Main Grapes or styles
Tannat – this is a red grape variety that hails from the southwest of France. It is thought to being the most tannic grape varietal in the world – so needs a ripe climate, like Uruguay, to ripen it properly. A decade ago it was producing very tanninc, grippy and hard to enjoy wines but with international winemaker knowledge and expertise increasing these wines are now much more enjoyable and easy to drink.
International varieties – the grapes of Sauvignon Blanc, Chardonnay, Viognier, Merlot and Cabernet Sauvignon are all equally important for the reds and whites of Uruguay. They currently are all made in a fruit-forward style but are showing more and more complexity with each passing vintage.
All of Uruguay’s wine regions are situated in the far south of the country along the coastline.
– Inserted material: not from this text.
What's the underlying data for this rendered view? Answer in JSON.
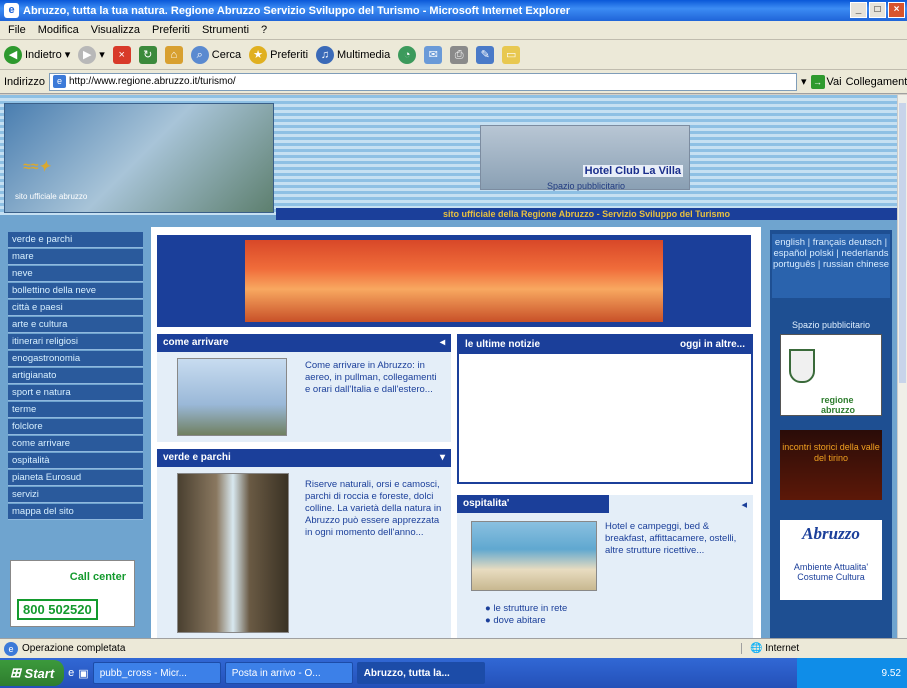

There has yet to be any true differentiation between the several wine regions which would be best considered to all be sub-regions to the greater region of Uruguay, this is because it is common practise to blend grapes from vineyards across many regions. That being said the leading sub-regions are Rivera and Salto.
Climate and its effect on the wines made here
As all of the wine regions of Uruguay are in the south and are found along the coastline, Uruguay’s vineyards have a maritime influence. This influence is shown through cooling winds to the otherwise hot climate. There is some altitude plantings further north but nothing compared to its geographical neighbour: Argentina.